Alex, short for automated liquidity exchange, is a complete DeFi platform built through Stacks smart contracts for bitcoin holders. Alex’s mission is to “Bring your Bitcoin to life: launch new projects, earn interest, swap tokens, rewrite finance, reinvent culture.” Alex has a total value locked of $10 million at the time of writing, according to DAppRadar.
Stacking is a native DApp on the Stacks network that facilitates the locking of STX tokens to support its security and consensus to enable Stackers to earn bitcoin rewards.
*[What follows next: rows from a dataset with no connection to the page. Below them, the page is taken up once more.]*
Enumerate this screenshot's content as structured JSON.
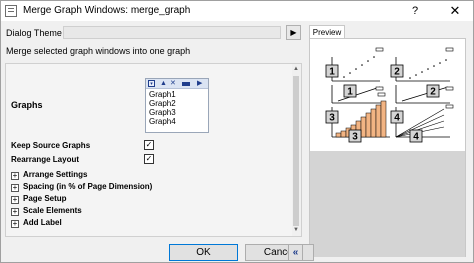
{
  "window": {
    "title": "Merge Graph Windows: merge_graph",
    "help": "?",
    "close": "✕"
  },
  "theme": {
    "label": "Dialog Theme",
    "value": ""
  },
  "description": "Merge selected graph windows into one graph",
  "settings": {
    "graphs_label": "Graphs",
    "graph_list": [
      "Graph1",
      "Graph2",
      "Graph3",
      "Graph4"
    ],
    "keep_source_label": "Keep Source Graphs",
    "keep_source_checked": true,
    "rearrange_label": "Rearrange Layout",
    "rearrange_checked": true,
    "expanders": [
      "Arrange Settings",
      "Spacing (in % of Page Dimension)",
      "Page Setup",
      "Scale Elements",
      "Add Label"
    ]
  },
  "preview": {
    "tab_label": "Preview",
    "panel_numbers": [
      "1",
      "2",
      "1",
      "2",
      "3",
      "4",
      "3",
      "4"
    ]
  },
  "buttons": {
    "ok": "OK",
    "cancel": "Cancel",
    "collapse": "«"
  },
  "icons": {
    "check": "✓",
    "plus": "+",
    "arrow_right": "▶"
  }
}
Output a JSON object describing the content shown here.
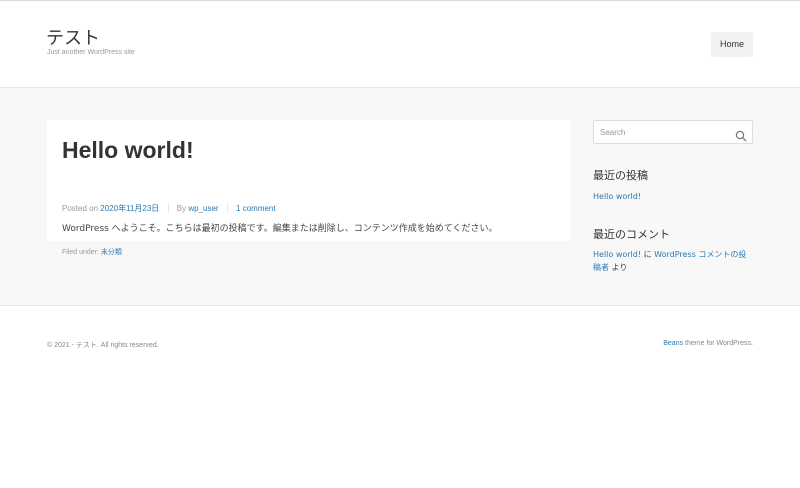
{
  "site": {
    "title": "テスト",
    "tagline": "Just another WordPress site"
  },
  "nav": {
    "home_label": "Home"
  },
  "post": {
    "title": "Hello world!",
    "meta": {
      "posted_on_label": "Posted on",
      "date": "2020年11月23日",
      "by_label": "By",
      "author": "wp_user",
      "comments": "1 comment"
    },
    "body": "WordPress へようこそ。こちらは最初の投稿です。編集または削除し、コンテンツ作成を始めてください。",
    "filed_under_label": "Filed under:",
    "category": "未分類"
  },
  "sidebar": {
    "search_placeholder": "Search",
    "recent_posts": {
      "title": "最近の投稿",
      "items": [
        "Hello world!"
      ]
    },
    "recent_comments": {
      "title": "最近のコメント",
      "post_link": "Hello world!",
      "connector": "に",
      "author_link_part1": "WordPress コメントの投",
      "author_link_part2": "稿者",
      "suffix": "より"
    }
  },
  "footer": {
    "copyright": "© 2021 - テスト. All rights reserved.",
    "credit_link": "Beans",
    "credit_text": "theme for WordPress."
  },
  "colors": {
    "link": "#2a7ab0",
    "band_background": "#f8f8f8",
    "nav_button_background": "#f2f2f2"
  },
  "icons": {
    "search": "search-icon"
  }
}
Stacking currently has an annual percentage yield of 8 – 10%, paid in bitcoin.
Gamma is a leading NFT marketplace based on the Bitcoin blockchain where creators and collectors can find, list, and sell NFTs. Gamma also has a minting platform for creators to launch NFT collections and a social platform that aims to leverage NFTs to host social identities in web3.
DeFi, NFTs & Web3 on Bitcoin: The Stacks Vision Explained
The ultimate vision of Stacks is to allow people access the full plethora of web3 applications, powered by the stability and security of Bitcoin.
Bitcoin is the largest and most trusted cryptocurrency with a market capitalization that reached a trillion dollars at some point. Additionally, most institutions recognize and have invested in bitcoin. However, Bitcoin as a standalone blockchain isn’t currently as useful as layer 1 blockchains in supporting web3 applications.
The Stacks vision bridges this gap through the proof-of-transfer (PoX) consensus mechanism, which allows developers to build Bitcoin-enabled Web3 services using Stacks Clarity smart contracts.
Several venture capitalists, entrepreneurs, developers, and crypto users are flocking to Stacks to build and access the innovative Bitcoin web3 solutions on its network.
What is Stacks?
Stacks is an open-source layer-1 blockchain that leverages the novel security, network effect, and capital of Bitcoin to power the creation of smart contracts, decentralized applications (DApps), and other web3 solutions.
What is STX?
STX is the native token of the Stacks blockchain that is used to pay transaction fees for token transfers, smart contract creation, and DApp deployments. The token is also used to reward miners.
What is Stacking?
Stacking in the Stacks ecosystem refers to locking up STX tokens for a specific period to receive rewards paid in bitcoin in exchange for helping out in the blockchain’s security mechanism.
What Kind of DApps Can You Find on Stacks?
In the growing Stacks DApp ecosystem, you can find predominantly NFT marketplaces and DeFi protocols.